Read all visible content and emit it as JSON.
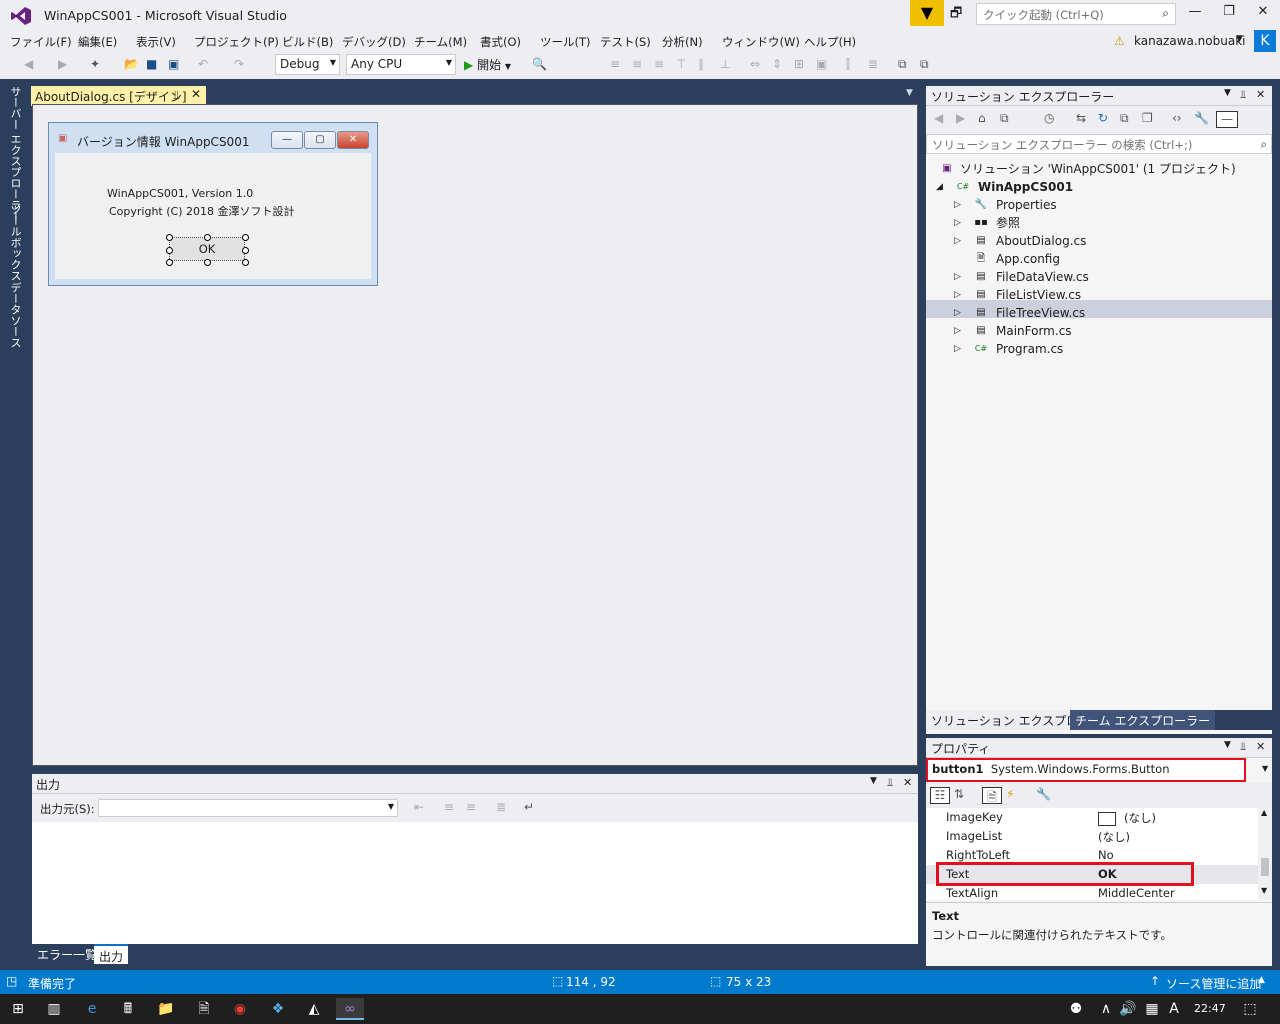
{
  "window": {
    "title": "WinAppCS001 - Microsoft Visual Studio",
    "quick_launch_placeholder": "クイック起動 (Ctrl+Q)"
  },
  "menu": [
    "ファイル(F)",
    "編集(E)",
    "表示(V)",
    "プロジェクト(P)",
    "ビルド(B)",
    "デバッグ(D)",
    "チーム(M)",
    "書式(O)",
    "ツール(T)",
    "テスト(S)",
    "分析(N)",
    "ウィンドウ(W)",
    "ヘルプ(H)"
  ],
  "user": {
    "name": "kanazawa.nobuaki",
    "avatar_letter": "K"
  },
  "toolbar": {
    "config": "Debug",
    "platform": "Any CPU",
    "start_label": "開始"
  },
  "left_tabs": [
    "サーバー エクスプローラー",
    "ツールボックス",
    "データソース"
  ],
  "document": {
    "tab_label": "AboutDialog.cs [デザイン]"
  },
  "dialog": {
    "title": "バージョン情報 WinAppCS001",
    "line1": "WinAppCS001, Version 1.0",
    "line2": "Copyright (C) 2018 金澤ソフト設計",
    "ok_label": "OK"
  },
  "output": {
    "title": "出力",
    "source_label": "出力元(S):"
  },
  "bottom_tabs": [
    "エラー一覧",
    "出力"
  ],
  "solution_explorer": {
    "title": "ソリューション エクスプローラー",
    "search_placeholder": "ソリューション エクスプローラー の検索 (Ctrl+;)",
    "solution": "ソリューション 'WinAppCS001' (1 プロジェクト)",
    "project": "WinAppCS001",
    "items": [
      "Properties",
      "参照",
      "AboutDialog.cs",
      "App.config",
      "FileDataView.cs",
      "FileListView.cs",
      "FileTreeView.cs",
      "MainForm.cs",
      "Program.cs"
    ],
    "tabs": [
      "ソリューション エクスプローラー",
      "チーム エクスプローラー"
    ]
  },
  "properties": {
    "title": "プロパティ",
    "object_name": "button1",
    "object_type": "System.Windows.Forms.Button",
    "rows": [
      {
        "name": "ImageKey",
        "value": "(なし)"
      },
      {
        "name": "ImageList",
        "value": "(なし)"
      },
      {
        "name": "RightToLeft",
        "value": "No"
      },
      {
        "name": "Text",
        "value": "OK"
      },
      {
        "name": "TextAlign",
        "value": "MiddleCenter"
      }
    ],
    "desc_title": "Text",
    "desc_text": "コントロールに関連付けられたテキストです。"
  },
  "status": {
    "ready": "準備完了",
    "position": "114 , 92",
    "size": "75 x 23",
    "source_control": "ソース管理に追加"
  },
  "taskbar": {
    "time": "22:47"
  },
  "colors": {
    "accent": "#007acc",
    "highlight": "#e01020",
    "tab_active": "#fff1a8"
  }
}
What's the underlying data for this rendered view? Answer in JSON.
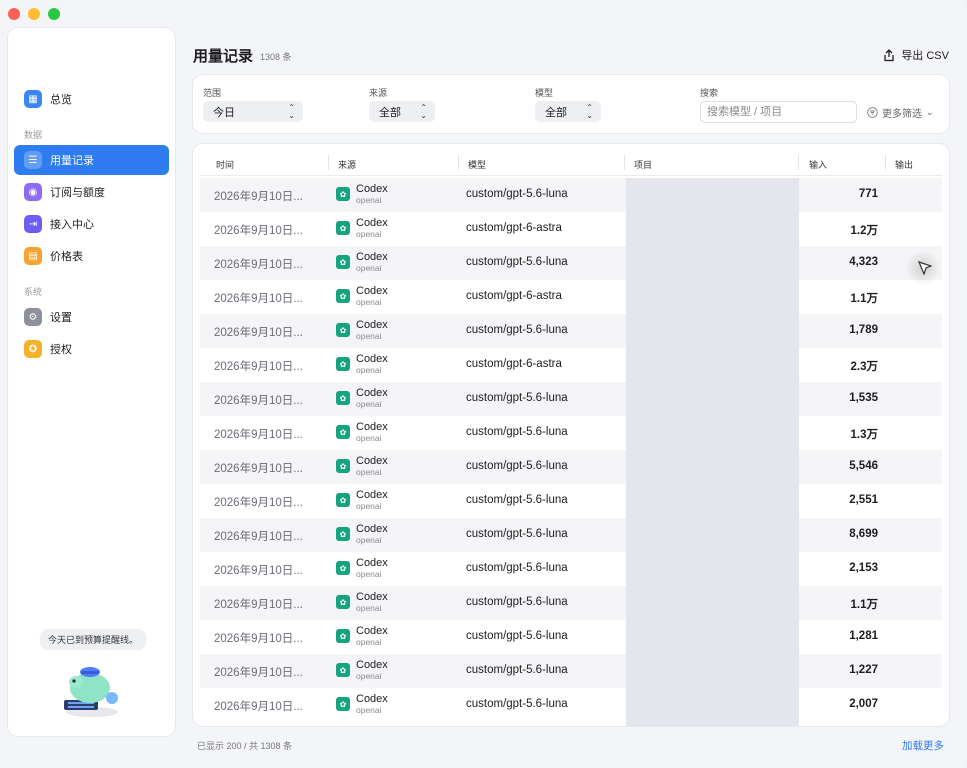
{
  "sidebar": {
    "overview": "总览",
    "section_data": "数据",
    "usage": "用量记录",
    "subscription": "订阅与额度",
    "access": "接入中心",
    "pricing": "价格表",
    "section_system": "系统",
    "settings": "设置",
    "license": "授权",
    "bubble": "今天已到预算提醒线。"
  },
  "header": {
    "title": "用量记录",
    "count": "1308 条",
    "export": "导出 CSV"
  },
  "filters": {
    "range_label": "范围",
    "range_value": "今日",
    "source_label": "来源",
    "source_value": "全部",
    "model_label": "模型",
    "model_value": "全部",
    "search_label": "搜索",
    "search_placeholder": "搜索模型 / 项目",
    "more": "更多筛选"
  },
  "table": {
    "columns": [
      "时间",
      "来源",
      "模型",
      "项目",
      "输入",
      "输出"
    ],
    "rows": [
      {
        "time": "2026年9月10日...",
        "source": "Codex",
        "provider": "openai",
        "model": "custom/gpt-5.6-luna",
        "input": "771"
      },
      {
        "time": "2026年9月10日...",
        "source": "Codex",
        "provider": "openai",
        "model": "custom/gpt-6-astra",
        "input": "1.2万"
      },
      {
        "time": "2026年9月10日...",
        "source": "Codex",
        "provider": "openai",
        "model": "custom/gpt-5.6-luna",
        "input": "4,323"
      },
      {
        "time": "2026年9月10日...",
        "source": "Codex",
        "provider": "openai",
        "model": "custom/gpt-6-astra",
        "input": "1.1万"
      },
      {
        "time": "2026年9月10日...",
        "source": "Codex",
        "provider": "openai",
        "model": "custom/gpt-5.6-luna",
        "input": "1,789"
      },
      {
        "time": "2026年9月10日...",
        "source": "Codex",
        "provider": "openai",
        "model": "custom/gpt-6-astra",
        "input": "2.3万"
      },
      {
        "time": "2026年9月10日...",
        "source": "Codex",
        "provider": "openai",
        "model": "custom/gpt-5.6-luna",
        "input": "1,535"
      },
      {
        "time": "2026年9月10日...",
        "source": "Codex",
        "provider": "openai",
        "model": "custom/gpt-5.6-luna",
        "input": "1.3万"
      },
      {
        "time": "2026年9月10日...",
        "source": "Codex",
        "provider": "openai",
        "model": "custom/gpt-5.6-luna",
        "input": "5,546"
      },
      {
        "time": "2026年9月10日...",
        "source": "Codex",
        "provider": "openai",
        "model": "custom/gpt-5.6-luna",
        "input": "2,551"
      },
      {
        "time": "2026年9月10日...",
        "source": "Codex",
        "provider": "openai",
        "model": "custom/gpt-5.6-luna",
        "input": "8,699"
      },
      {
        "time": "2026年9月10日...",
        "source": "Codex",
        "provider": "openai",
        "model": "custom/gpt-5.6-luna",
        "input": "2,153"
      },
      {
        "time": "2026年9月10日...",
        "source": "Codex",
        "provider": "openai",
        "model": "custom/gpt-5.6-luna",
        "input": "1.1万"
      },
      {
        "time": "2026年9月10日...",
        "source": "Codex",
        "provider": "openai",
        "model": "custom/gpt-5.6-luna",
        "input": "1,281"
      },
      {
        "time": "2026年9月10日...",
        "source": "Codex",
        "provider": "openai",
        "model": "custom/gpt-5.6-luna",
        "input": "1,227"
      },
      {
        "time": "2026年9月10日...",
        "source": "Codex",
        "provider": "openai",
        "model": "custom/gpt-5.6-luna",
        "input": "2,007"
      }
    ]
  },
  "footer": {
    "shown": "已显示 200 / 共 1308 条",
    "load_more": "加载更多"
  },
  "colors": {
    "accent": "#2f7bf0",
    "source_icon": "#16a37f"
  }
}
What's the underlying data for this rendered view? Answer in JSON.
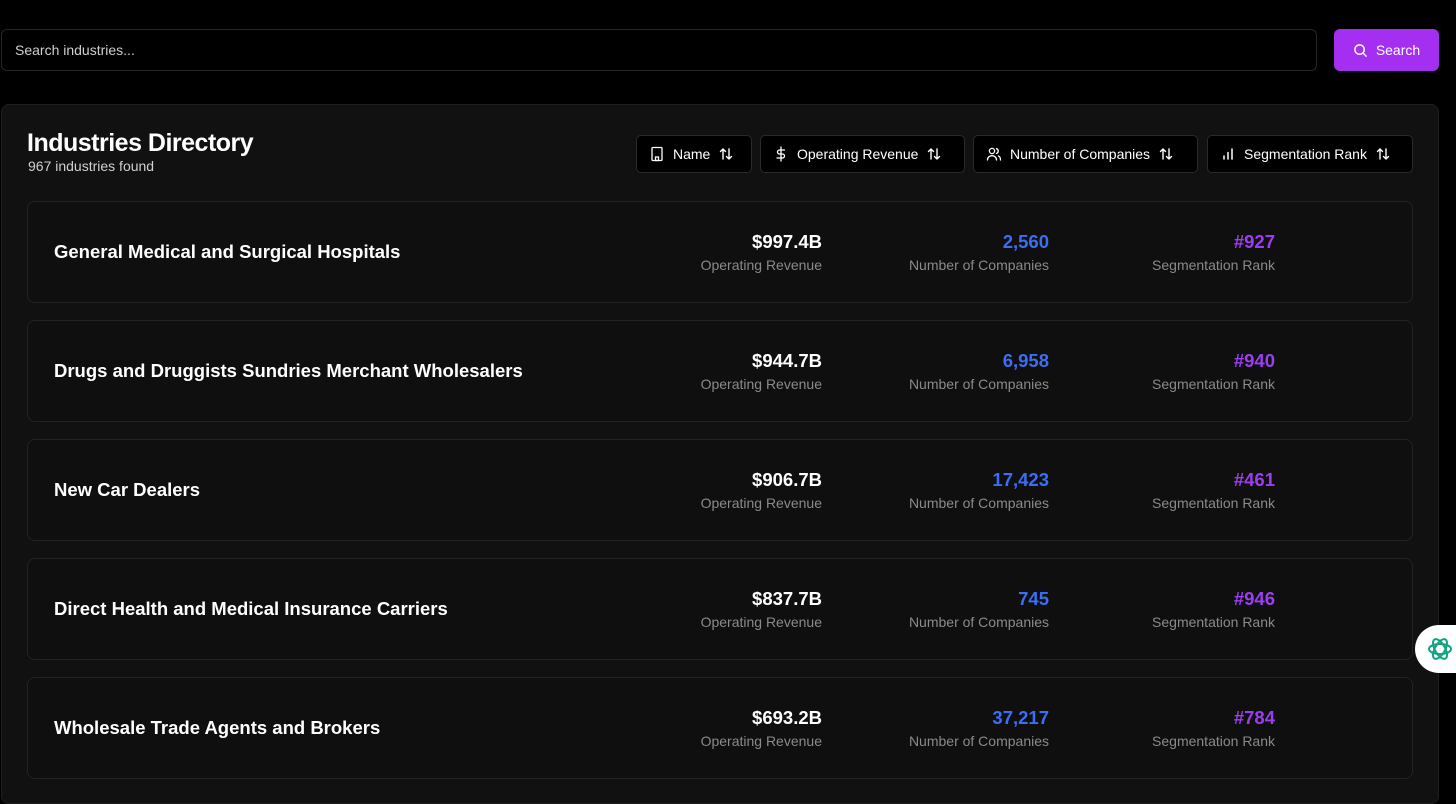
{
  "search": {
    "placeholder": "Search industries...",
    "button_label": "Search"
  },
  "directory": {
    "title": "Industries Directory",
    "subtitle": "967 industries found",
    "sort_buttons": [
      {
        "label": "Name",
        "icon": "building-icon"
      },
      {
        "label": "Operating Revenue",
        "icon": "dollar-icon"
      },
      {
        "label": "Number of Companies",
        "icon": "users-icon"
      },
      {
        "label": "Segmentation Rank",
        "icon": "bar-chart-icon"
      }
    ],
    "rows": [
      {
        "name": "General Medical and Surgical Hospitals",
        "revenue": "$997.4B",
        "revenue_label": "Operating Revenue",
        "companies": "2,560",
        "companies_label": "Number of Companies",
        "rank": "#927",
        "rank_label": "Segmentation Rank"
      },
      {
        "name": "Drugs and Druggists Sundries Merchant Wholesalers",
        "revenue": "$944.7B",
        "revenue_label": "Operating Revenue",
        "companies": "6,958",
        "companies_label": "Number of Companies",
        "rank": "#940",
        "rank_label": "Segmentation Rank"
      },
      {
        "name": "New Car Dealers",
        "revenue": "$906.7B",
        "revenue_label": "Operating Revenue",
        "companies": "17,423",
        "companies_label": "Number of Companies",
        "rank": "#461",
        "rank_label": "Segmentation Rank"
      },
      {
        "name": "Direct Health and Medical Insurance Carriers",
        "revenue": "$837.7B",
        "revenue_label": "Operating Revenue",
        "companies": "745",
        "companies_label": "Number of Companies",
        "rank": "#946",
        "rank_label": "Segmentation Rank"
      },
      {
        "name": "Wholesale Trade Agents and Brokers",
        "revenue": "$693.2B",
        "revenue_label": "Operating Revenue",
        "companies": "37,217",
        "companies_label": "Number of Companies",
        "rank": "#784",
        "rank_label": "Segmentation Rank"
      }
    ]
  },
  "colors": {
    "accent": "#a52ff0",
    "companies_value": "#3b6ef5",
    "rank_value": "#9b3df0",
    "assistant_icon": "#10a37f"
  },
  "assistant": {
    "icon": "openai-logo-icon"
  }
}
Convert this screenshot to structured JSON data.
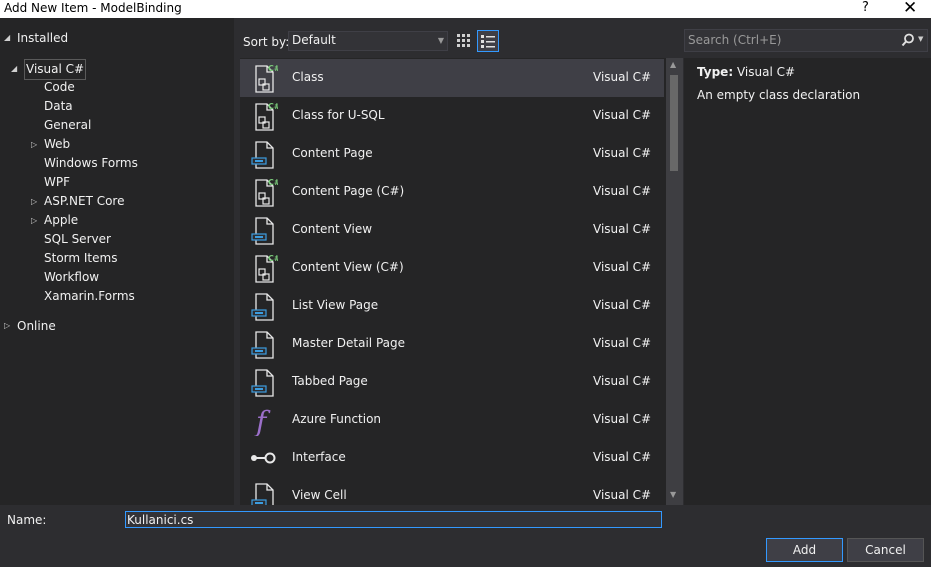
{
  "window": {
    "title": "Add New Item - ModelBinding",
    "help_label": "?",
    "close_label": "✕"
  },
  "left_panel": {
    "installed_label": "Installed",
    "online_label": "Online",
    "tree": [
      {
        "label": "Visual C#",
        "expandable": true,
        "expanded": true,
        "selected": true
      },
      {
        "label": "Code"
      },
      {
        "label": "Data"
      },
      {
        "label": "General"
      },
      {
        "label": "Web",
        "expandable": true
      },
      {
        "label": "Windows Forms"
      },
      {
        "label": "WPF"
      },
      {
        "label": "ASP.NET Core",
        "expandable": true
      },
      {
        "label": "Apple",
        "expandable": true
      },
      {
        "label": "SQL Server"
      },
      {
        "label": "Storm Items"
      },
      {
        "label": "Workflow"
      },
      {
        "label": "Xamarin.Forms"
      }
    ]
  },
  "toolbar": {
    "sort_label": "Sort by:",
    "sort_value": "Default",
    "grid_view_icon": "grid-view-icon",
    "list_view_icon": "list-view-icon"
  },
  "templates": [
    {
      "name": "Class",
      "lang": "Visual C#",
      "icon": "csharp-class-icon",
      "selected": true
    },
    {
      "name": "Class for U-SQL",
      "lang": "Visual C#",
      "icon": "csharp-class-icon"
    },
    {
      "name": "Content Page",
      "lang": "Visual C#",
      "icon": "xaml-page-icon"
    },
    {
      "name": "Content Page (C#)",
      "lang": "Visual C#",
      "icon": "csharp-class-icon"
    },
    {
      "name": "Content View",
      "lang": "Visual C#",
      "icon": "xaml-page-icon"
    },
    {
      "name": "Content View (C#)",
      "lang": "Visual C#",
      "icon": "csharp-class-icon"
    },
    {
      "name": "List View Page",
      "lang": "Visual C#",
      "icon": "xaml-page-icon"
    },
    {
      "name": "Master Detail Page",
      "lang": "Visual C#",
      "icon": "xaml-page-icon"
    },
    {
      "name": "Tabbed Page",
      "lang": "Visual C#",
      "icon": "xaml-page-icon"
    },
    {
      "name": "Azure Function",
      "lang": "Visual C#",
      "icon": "function-icon"
    },
    {
      "name": "Interface",
      "lang": "Visual C#",
      "icon": "interface-icon"
    },
    {
      "name": "View Cell",
      "lang": "Visual C#",
      "icon": "xaml-page-icon"
    }
  ],
  "search": {
    "placeholder": "Search (Ctrl+E)"
  },
  "details": {
    "type_key": "Type:",
    "type_value": "Visual C#",
    "description": "An empty class declaration"
  },
  "bottom": {
    "name_label": "Name:",
    "name_value": "Kullanici.cs",
    "add_label": "Add",
    "cancel_label": "Cancel"
  },
  "colors": {
    "accent": "#3399ff",
    "csharp_green": "#7ccd7c",
    "page_blue": "#3c9de0",
    "function_purple": "#9b6fc9",
    "selected_row": "#3f3f46"
  }
}
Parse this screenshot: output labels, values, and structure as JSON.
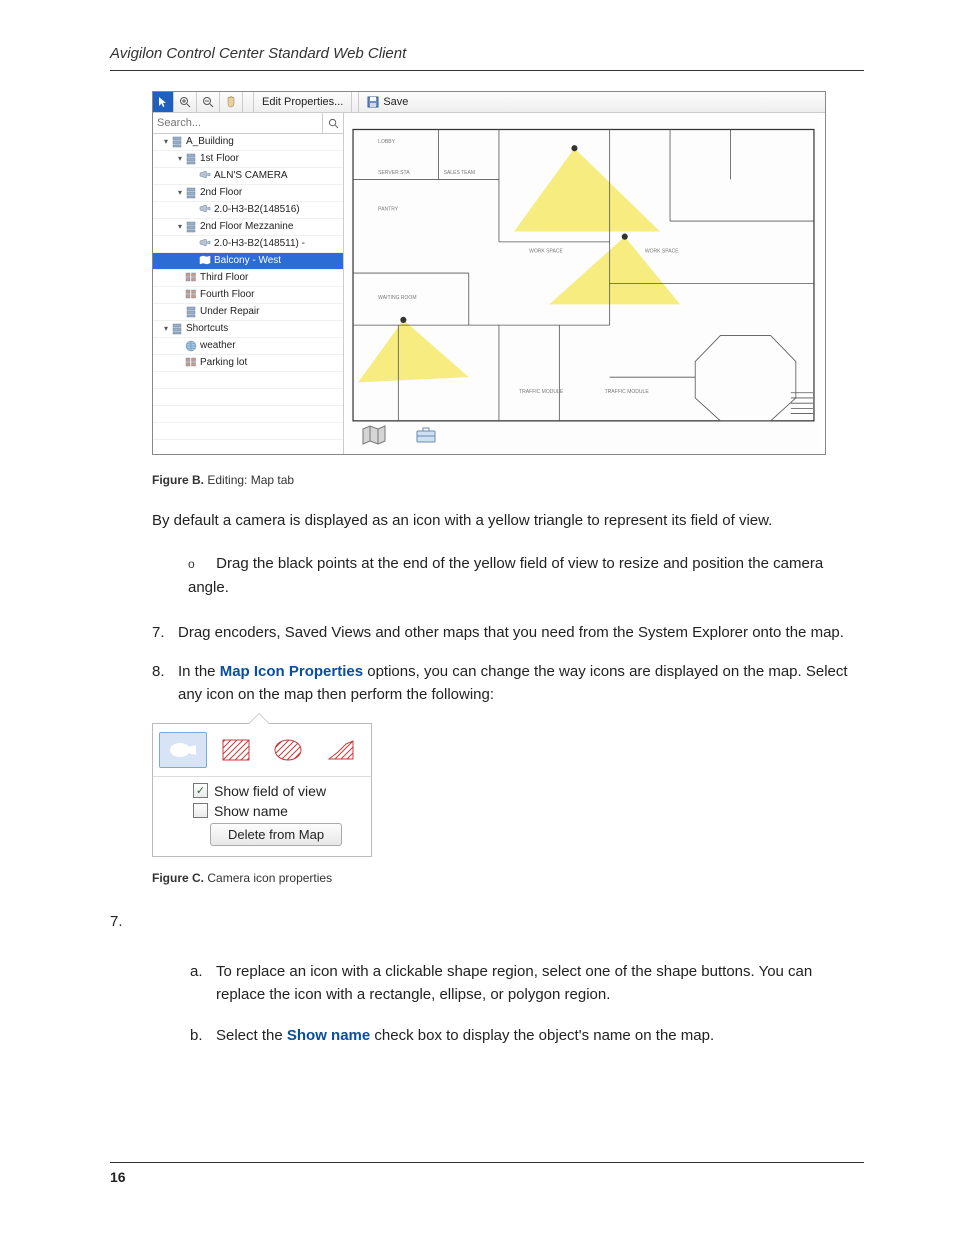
{
  "header": {
    "title": "Avigilon Control Center Standard Web Client"
  },
  "footer": {
    "page_number": "16"
  },
  "screenshot1": {
    "toolbar": {
      "edit_properties": "Edit Properties...",
      "save": "Save"
    },
    "search_placeholder": "Search...",
    "tree": [
      {
        "indent": 0,
        "expander": "▾",
        "icon": "server",
        "label": "A_Building"
      },
      {
        "indent": 1,
        "expander": "▾",
        "icon": "server",
        "label": "1st Floor"
      },
      {
        "indent": 2,
        "expander": "",
        "icon": "camera",
        "label": "ALN'S CAMERA"
      },
      {
        "indent": 1,
        "expander": "▾",
        "icon": "server",
        "label": "2nd Floor"
      },
      {
        "indent": 2,
        "expander": "",
        "icon": "camera",
        "label": "2.0-H3-B2(148516)"
      },
      {
        "indent": 1,
        "expander": "▾",
        "icon": "server",
        "label": "2nd Floor Mezzanine"
      },
      {
        "indent": 2,
        "expander": "",
        "icon": "camera",
        "label": "2.0-H3-B2(148511) -"
      },
      {
        "indent": 2,
        "expander": "",
        "icon": "map",
        "label": "Balcony - West",
        "selected": true
      },
      {
        "indent": 1,
        "expander": "",
        "icon": "view",
        "label": "Third Floor"
      },
      {
        "indent": 1,
        "expander": "",
        "icon": "view",
        "label": "Fourth Floor"
      },
      {
        "indent": 1,
        "expander": "",
        "icon": "server",
        "label": "Under Repair"
      },
      {
        "indent": 0,
        "expander": "▾",
        "icon": "server",
        "label": "Shortcuts"
      },
      {
        "indent": 1,
        "expander": "",
        "icon": "web",
        "label": "weather"
      },
      {
        "indent": 1,
        "expander": "",
        "icon": "view",
        "label": "Parking lot"
      }
    ]
  },
  "figureB": {
    "label": "Figure B.",
    "caption": "Editing: Map tab"
  },
  "paragraph1": "By default a camera is displayed as an icon with a yellow triangle to represent its field of view.",
  "bullet1": "Drag the black points at the end of the yellow field of view to resize and position the camera angle.",
  "step7": "Drag encoders, Saved Views and other maps that you need from the System Explorer onto the map.",
  "step8_prefix": "In the ",
  "step8_bold": "Map Icon Properties",
  "step8_suffix": " options, you can change the way icons are displayed on the map. Select any icon on the map then perform the following:",
  "popover": {
    "show_fov": "Show field of view",
    "show_name": "Show name",
    "delete": "Delete from Map"
  },
  "figureC": {
    "label": "Figure C.",
    "caption": "Camera icon properties"
  },
  "loose7": "7.",
  "letter_a": "To replace an icon with a clickable shape region, select one of the shape buttons. You can replace the icon with a rectangle, ellipse, or polygon region.",
  "letter_b_prefix": "Select the ",
  "letter_b_bold": "Show name",
  "letter_b_suffix": " check box to display the object's name on the map."
}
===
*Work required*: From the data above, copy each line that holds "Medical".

*Task response*:
        "name": "General Medical and Surgical Hospitals",
        "name": "Direct Health and Medical Insurance Carriers",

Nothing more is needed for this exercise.